▸ Listed entries
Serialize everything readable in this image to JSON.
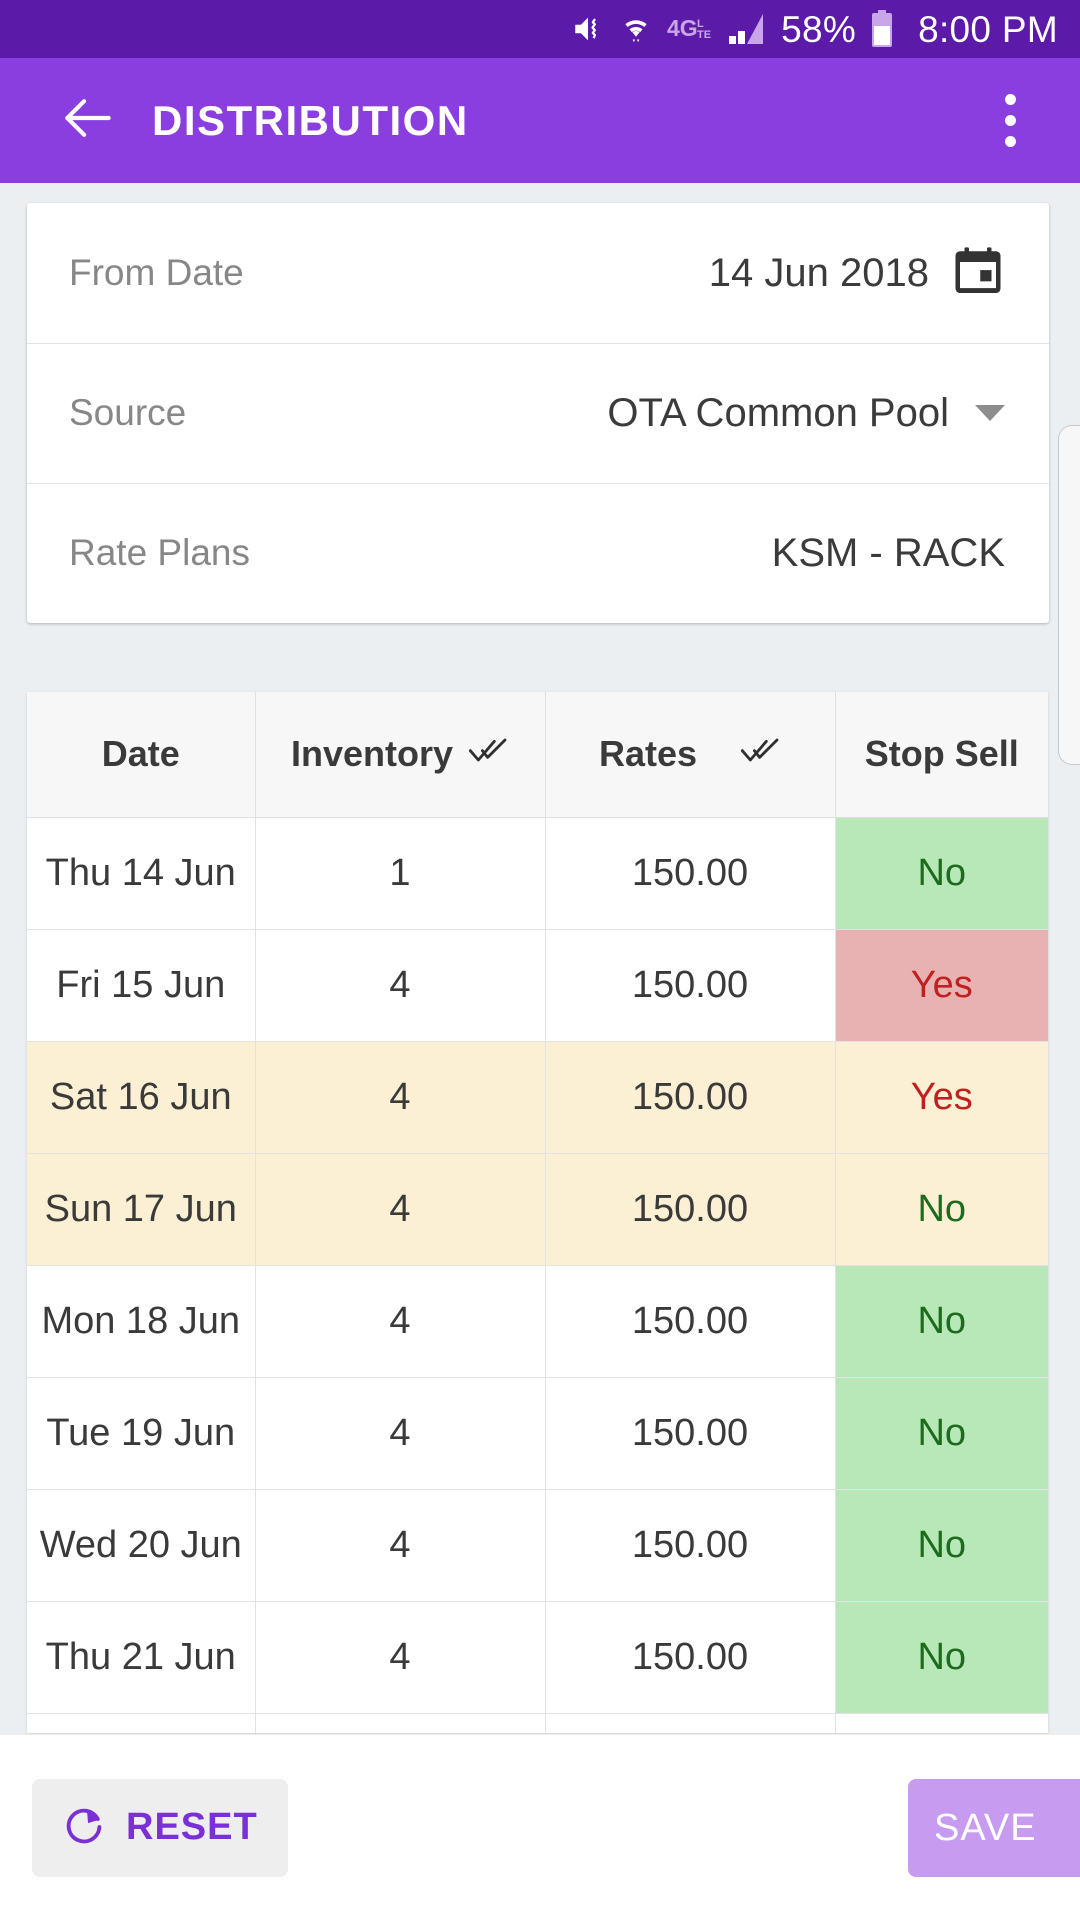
{
  "status_bar": {
    "battery_percent": "58%",
    "time": "8:00 PM",
    "network": "4G LTE",
    "icons": [
      "mute-vibrate-icon",
      "wifi-icon",
      "4glte-icon",
      "signal-bars-icon",
      "battery-icon"
    ],
    "background_color": "#5b1aa8"
  },
  "app_bar": {
    "title": "DISTRIBUTION",
    "back_icon": "arrow-left-icon",
    "overflow_icon": "more-vert-icon",
    "background_color": "#8a3ee0"
  },
  "form": {
    "rows": [
      {
        "label": "From Date",
        "value": "14 Jun 2018",
        "trailing_icon": "calendar-icon"
      },
      {
        "label": "Source",
        "value": "OTA Common Pool",
        "trailing_icon": "chevron-down-icon"
      },
      {
        "label": "Rate Plans",
        "value": "KSM - RACK",
        "trailing_icon": ""
      }
    ]
  },
  "table": {
    "headers": [
      {
        "label": "Date",
        "icon": ""
      },
      {
        "label": "Inventory",
        "icon": "double-check-icon"
      },
      {
        "label": "Rates",
        "icon": "double-check-icon"
      },
      {
        "label": "Stop Sell",
        "icon": ""
      }
    ],
    "rows": [
      {
        "date": "Thu 14 Jun",
        "inventory": "1",
        "rate": "150.00",
        "stop_sell": "No",
        "weekend": false
      },
      {
        "date": "Fri 15 Jun",
        "inventory": "4",
        "rate": "150.00",
        "stop_sell": "Yes",
        "weekend": false
      },
      {
        "date": "Sat 16 Jun",
        "inventory": "4",
        "rate": "150.00",
        "stop_sell": "Yes",
        "weekend": true
      },
      {
        "date": "Sun 17 Jun",
        "inventory": "4",
        "rate": "150.00",
        "stop_sell": "No",
        "weekend": true
      },
      {
        "date": "Mon 18 Jun",
        "inventory": "4",
        "rate": "150.00",
        "stop_sell": "No",
        "weekend": false
      },
      {
        "date": "Tue 19 Jun",
        "inventory": "4",
        "rate": "150.00",
        "stop_sell": "No",
        "weekend": false
      },
      {
        "date": "Wed 20 Jun",
        "inventory": "4",
        "rate": "150.00",
        "stop_sell": "No",
        "weekend": false
      },
      {
        "date": "Thu 21 Jun",
        "inventory": "4",
        "rate": "150.00",
        "stop_sell": "No",
        "weekend": false
      },
      {
        "date": "",
        "inventory": "",
        "rate": "",
        "stop_sell": "",
        "weekend": false
      }
    ]
  },
  "bottom_bar": {
    "reset_label": "RESET",
    "reset_icon": "refresh-icon",
    "save_label": "SAVE",
    "accent_color": "#7b2fd6",
    "save_bg_color": "#c69bf0"
  }
}
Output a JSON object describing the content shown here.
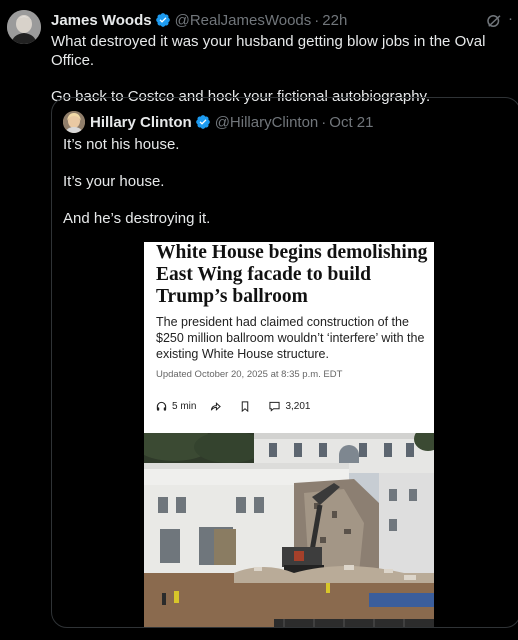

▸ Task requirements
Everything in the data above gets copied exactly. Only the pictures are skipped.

▸ Answer space
Serialize everything readable in this image to JSON.
{
  "status_bar": {
    "battery_percent": "58%",
    "time": "8:00 PM",
    "network": "4G LTE",
    "icons": [
      "mute-vibrate-icon",
      "wifi-icon",
      "4glte-icon",
      "signal-bars-icon",
      "battery-icon"
    ],
    "background_color": "#5b1aa8"
  },
  "app_bar": {
    "title": "DISTRIBUTION",
    "back_icon": "arrow-left-icon",
    "overflow_icon": "more-vert-icon",
    "background_color": "#8a3ee0"
  },
  "form": {
    "rows": [
      {
        "label": "From Date",
        "value": "14 Jun 2018",
        "trailing_icon": "calendar-icon"
      },
      {
        "label": "Source",
        "value": "OTA Common Pool",
        "trailing_icon": "chevron-down-icon"
      },
      {
        "label": "Rate Plans",
        "value": "KSM - RACK",
        "trailing_icon": ""
      }
    ]
  },
  "table": {
    "headers": [
      {
        "label": "Date",
        "icon": ""
      },
      {
        "label": "Inventory",
        "icon": "double-check-icon"
      },
      {
        "label": "Rates",
        "icon": "double-check-icon"
      },
      {
        "label": "Stop Sell",
        "icon": ""
      }
    ],
    "rows": [
      {
        "date": "Thu 14 Jun",
        "inventory": "1",
        "rate": "150.00",
        "stop_sell": "No",
        "weekend": false
      },
      {
        "date": "Fri 15 Jun",
        "inventory": "4",
        "rate": "150.00",
        "stop_sell": "Yes",
        "weekend": false
      },
      {
        "date": "Sat 16 Jun",
        "inventory": "4",
        "rate": "150.00",
        "stop_sell": "Yes",
        "weekend": true
      },
      {
        "date": "Sun 17 Jun",
        "inventory": "4",
        "rate": "150.00",
        "stop_sell": "No",
        "weekend": true
      },
      {
        "date": "Mon 18 Jun",
        "inventory": "4",
        "rate": "150.00",
        "stop_sell": "No",
        "weekend": false
      },
      {
        "date": "Tue 19 Jun",
        "inventory": "4",
        "rate": "150.00",
        "stop_sell": "No",
        "weekend": false
      },
      {
        "date": "Wed 20 Jun",
        "inventory": "4",
        "rate": "150.00",
        "stop_sell": "No",
        "weekend": false
      },
      {
        "date": "Thu 21 Jun",
        "inventory": "4",
        "rate": "150.00",
        "stop_sell": "No",
        "weekend": false
      },
      {
        "date": "",
        "inventory": "",
        "rate": "",
        "stop_sell": "",
        "weekend": false
      }
    ]
  },
  "bottom_bar": {
    "reset_label": "RESET",
    "reset_icon": "refresh-icon",
    "save_label": "SAVE",
    "accent_color": "#7b2fd6",
    "save_bg_color": "#c69bf0"
  }
}
Output a JSON object describing the content shown here.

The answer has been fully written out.